- 5.9–6.7 in
- 0.7–1.1 oz
- The Smith's Longspur is polygynandrous: each female pairs and copulates with two or three males for a single clutch of eggs, at the same time that each male pairs and copulates with two or more females.
- Male Smith's Longspurs are not territorial, but instead compete for fertilizations by copulating with females frequently in order to dilute or displace sperm from other males.
- Over a period of one week in June, a female Smith's Longspur will copulate over 350 times on average; this is one of the highest copulation rates of any bird.
- "Longspur" refers to the elongated claw of the hind toe.
Breeds on dry, grassy, and hummocky tundra. Winters in fields with short grass, prairies, and grassy margins of airports.
Seeds and insects.
- Clutch Size
- 1–6 eggs
- Condition at Hatching

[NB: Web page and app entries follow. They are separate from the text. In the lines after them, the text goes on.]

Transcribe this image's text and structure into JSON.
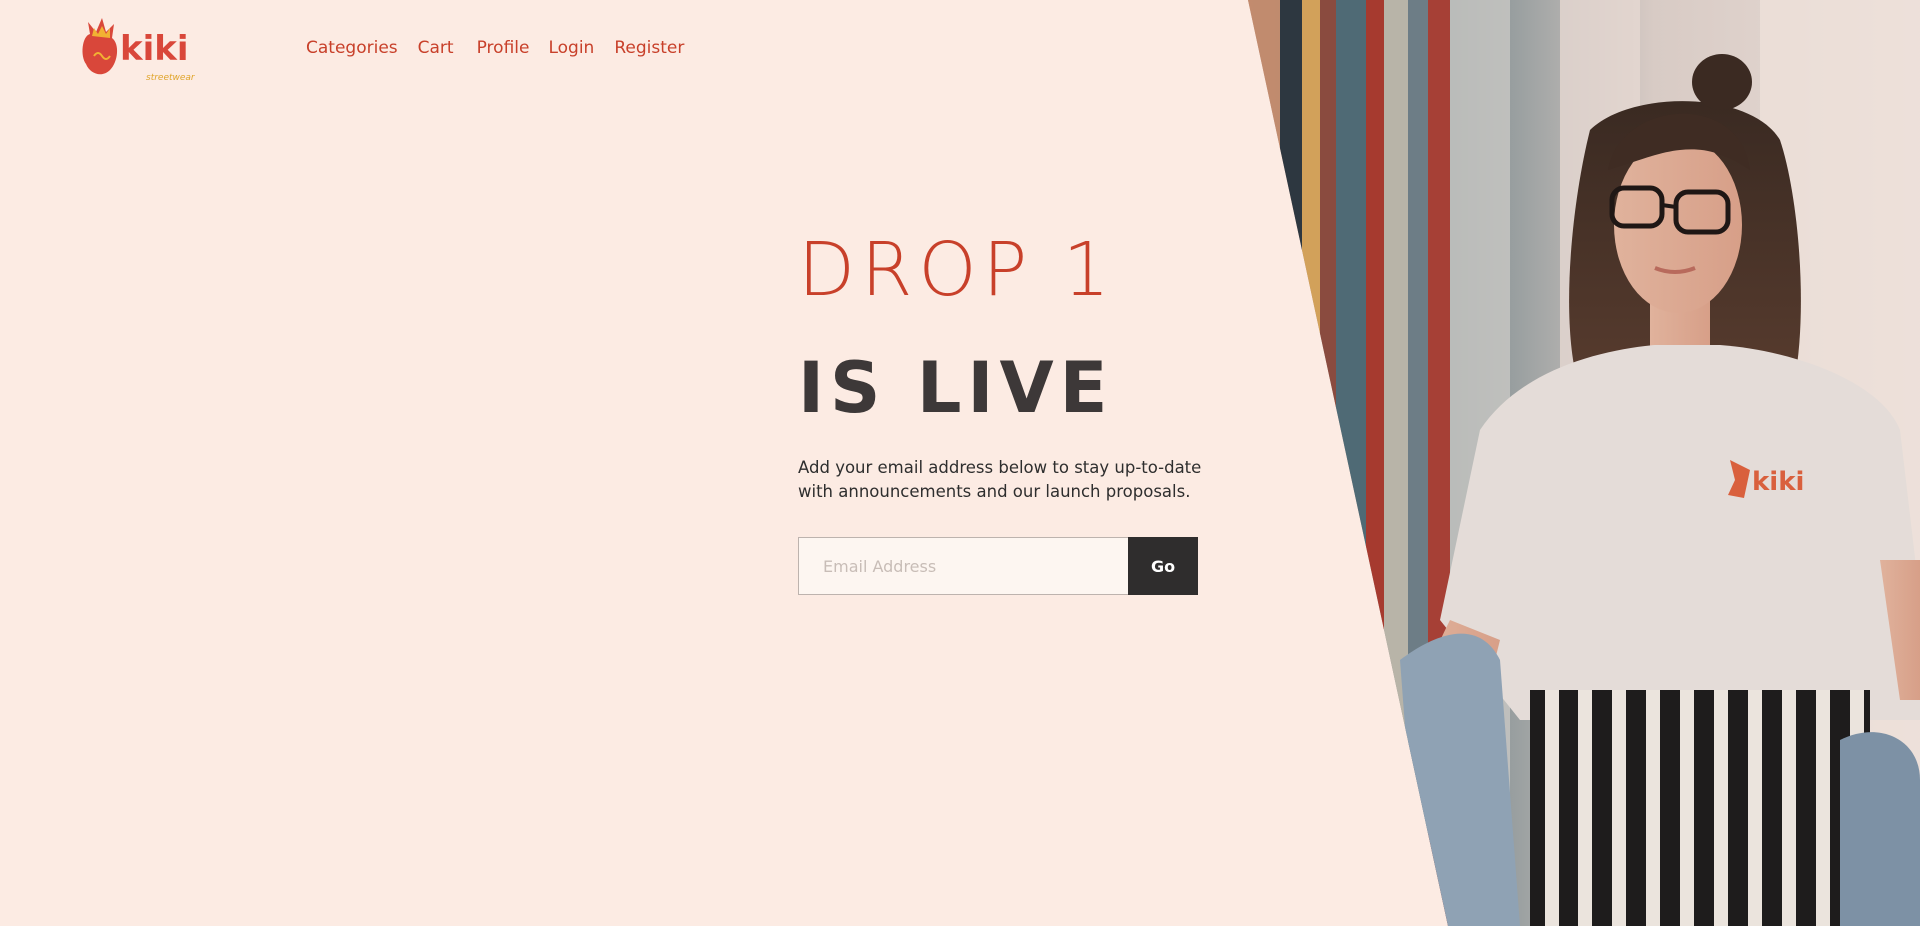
{
  "brand": {
    "name": "kiki",
    "tagline": "streetwear",
    "primary_color": "#c8402a",
    "accent_color": "#f2b233"
  },
  "nav": {
    "categories": "Categories",
    "cart": "Cart",
    "profile": "Profile",
    "login": "Login",
    "register": "Register"
  },
  "hero": {
    "line1": "DROP 1",
    "line2": "IS LIVE",
    "blurb": "Add your email address below to stay up-to-date with announcements and our launch proposals.",
    "email_placeholder": "Email Address",
    "go_label": "Go"
  },
  "photo": {
    "icon": "model-photo",
    "shirt_logo": "kiki"
  },
  "colors": {
    "background": "#fcebe3",
    "dark": "#2f2d2d",
    "headline_dark": "#3d3838"
  }
}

Total population unknown and no long-term data available to determine trends in populations.
- Briskie, J. V. 1993. Smith's Longspur (Calcarius pictus). In The Birds of North America, No. 34 (A. Poole, P. Stettenheim, and F. Gill, Eds.). Philadelphia: The Academy of Natural Sciences; Washington, DC: The American Ornithologists' Union.